» Records for the task:

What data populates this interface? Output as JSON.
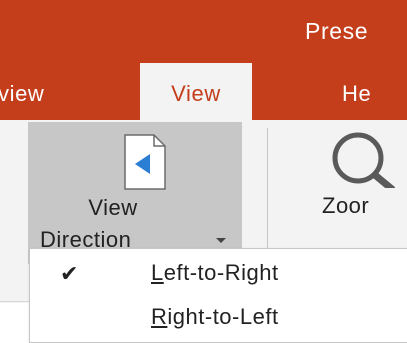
{
  "window": {
    "title": "Prese"
  },
  "tabs": [
    {
      "label": "view",
      "active": false
    },
    {
      "label": "View",
      "active": true
    },
    {
      "label": "He",
      "active": false
    }
  ],
  "ribbon": {
    "view_direction": {
      "label_line1": "View",
      "label_line2": "Direction",
      "icon": "document-left-arrow-icon"
    },
    "zoom": {
      "label": "Zoor",
      "icon": "magnifier-icon"
    }
  },
  "menu": {
    "items": [
      {
        "label": "Left-to-Right",
        "checked": true,
        "check_glyph": "✔"
      },
      {
        "label": "Right-to-Left",
        "checked": false,
        "check_glyph": ""
      }
    ]
  },
  "colors": {
    "accent": "#c43e1c",
    "ribbon_bg": "#f3f3f3",
    "button_pressed": "#c7c7c7",
    "arrow_blue": "#2a7fd4"
  }
}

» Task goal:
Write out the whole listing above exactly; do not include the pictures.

» Exercise output:
What data populates this interface? Output as JSON.
{
  "window": {
    "title": "Prese"
  },
  "tabs": [
    {
      "label": "view",
      "active": false
    },
    {
      "label": "View",
      "active": true
    },
    {
      "label": "He",
      "active": false
    }
  ],
  "ribbon": {
    "view_direction": {
      "label_line1": "View",
      "label_line2": "Direction",
      "icon": "document-left-arrow-icon"
    },
    "zoom": {
      "label": "Zoor",
      "icon": "magnifier-icon"
    }
  },
  "menu": {
    "items": [
      {
        "label": "Left-to-Right",
        "checked": true,
        "check_glyph": "✔"
      },
      {
        "label": "Right-to-Left",
        "checked": false,
        "check_glyph": ""
      }
    ]
  },
  "colors": {
    "accent": "#c43e1c",
    "ribbon_bg": "#f3f3f3",
    "button_pressed": "#c7c7c7",
    "arrow_blue": "#2a7fd4"
  }
}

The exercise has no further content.